"It was just upon time that the light blue shirted Hammers took the field, followed by Liverpool in salmon pink."

Another reference to colours also by the West Ham Guardian dated 13th February 1901 for the Southern League home game against Luton Town for the previous week stated

"West Ham did not play in their colours red, white and blue but in white"


By the turn of the century and the final season of Thames Ironworks FC’s existence as a team linked to it’s parent company, records reveal that the team colours were red, white and blue with Cambridge blue shorts.

Around the period Arnold Hills was forced to finance a takeover bid by issuing 4,000 - 10 shilling shares that turned his private family owned company into a public one which meant that he could no longer fund the club from Ironworks coffers... The club was renamed West Ham United Football Club. The club played at the Ironworks sport ground (The Memorial Grounds) and Hills became the president of West Ham United.


Season 1901-1902   and   1902-1903

Shirts: Light blue with single claret chest hoop,  

Shorts: White with claret side stripes,   Socks: Claret

When Brentford came to Canning Town for the opening home game of the 1901-02 season on 14th September, the West Ham Guardian again proved to be an invaluable source of information stating

"United wore their new uniforms for the first time, blue jerseys with a red band and white knickers and looked conspicuous to say the least"




Season 1903-1904

Shirts: Claret and Blue,   Shorts: White,   Socks Claret

By the time of the next available photograph of the team, taken in 1903-04, the more familiar colours of claret shirts with light blue trim around the neck and light blue sleeves, white shorts and claret stockings appear to have been adopted. These have become the predominant colours of the Hammers ever since and remained so throughout the remainder of the 20th Century and into the New Millennium.


1903 - 1905


1905 - 1907


Anne Boleyn

Anne Boleyn

(1501 - 1536)

We would all like this one to be true....


The original ‘Boleyn Castle’ was a turreted house with a tower.


The original GREEN STREET HOUSE is understood to have been built by RICHARD BREAME, who was handed the land by HENRY VIII in 1544.

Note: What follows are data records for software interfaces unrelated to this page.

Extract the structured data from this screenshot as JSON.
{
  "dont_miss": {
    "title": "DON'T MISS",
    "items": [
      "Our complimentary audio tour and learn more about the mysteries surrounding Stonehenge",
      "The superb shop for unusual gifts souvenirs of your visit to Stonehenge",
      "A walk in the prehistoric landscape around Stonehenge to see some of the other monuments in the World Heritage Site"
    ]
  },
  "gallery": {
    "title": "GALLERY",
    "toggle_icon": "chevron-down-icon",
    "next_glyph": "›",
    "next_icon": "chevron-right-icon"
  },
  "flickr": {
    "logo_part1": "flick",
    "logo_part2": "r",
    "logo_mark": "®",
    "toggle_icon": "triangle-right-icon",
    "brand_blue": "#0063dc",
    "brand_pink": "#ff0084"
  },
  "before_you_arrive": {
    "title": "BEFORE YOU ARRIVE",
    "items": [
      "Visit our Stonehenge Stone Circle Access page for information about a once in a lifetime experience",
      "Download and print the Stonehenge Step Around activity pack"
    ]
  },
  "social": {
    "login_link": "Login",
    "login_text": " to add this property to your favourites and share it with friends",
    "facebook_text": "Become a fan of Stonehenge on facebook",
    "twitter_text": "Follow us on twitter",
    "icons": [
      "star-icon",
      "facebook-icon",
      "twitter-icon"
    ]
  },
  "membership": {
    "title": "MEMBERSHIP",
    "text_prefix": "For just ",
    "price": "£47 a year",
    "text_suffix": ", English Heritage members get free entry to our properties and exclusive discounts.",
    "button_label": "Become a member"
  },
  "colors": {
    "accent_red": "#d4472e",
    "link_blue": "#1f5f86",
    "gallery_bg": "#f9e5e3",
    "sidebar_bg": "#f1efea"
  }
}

The house soon became known as the ‘Boleyn Castle’. The most probable explination to the name 'Boleyn' being used was that Anne Boleyn’s brother is said to have rented the tower at some point.


However, there is no evidence that Anne Boleyn the second of HENRY VIII’s six wives ever stayed at, or even near, what became known as the ‘Boleyn Castle’

Being built in 1544 – this is Eight years after Anne Boleyn was beheaded on 19 May 1536 at the Tower of London.


Up until the 1950s the players often did their training in the grounds of Green Street House and many team photographs between 1910 and 1953 were taken in the leafy surroundings of its gardens with the Boleyn Tower or part of the main house clearly shown in the background.


The most noticeable change on the Boleyn Ground landscape came in 1955 with the demolition of the Boleyn Castle.


A combination of factors leading to the towers demise. The Club at that time were tenants to the Archdiocese of Westminster who actually owned the land, with materials in short supply since the end of the war The Ministry of Works were not forthcoming with granting permission to carry out improvements to any part of the ground including re-roofing the stands, the biggest factor however was the estimated £10,000 needed for its repair.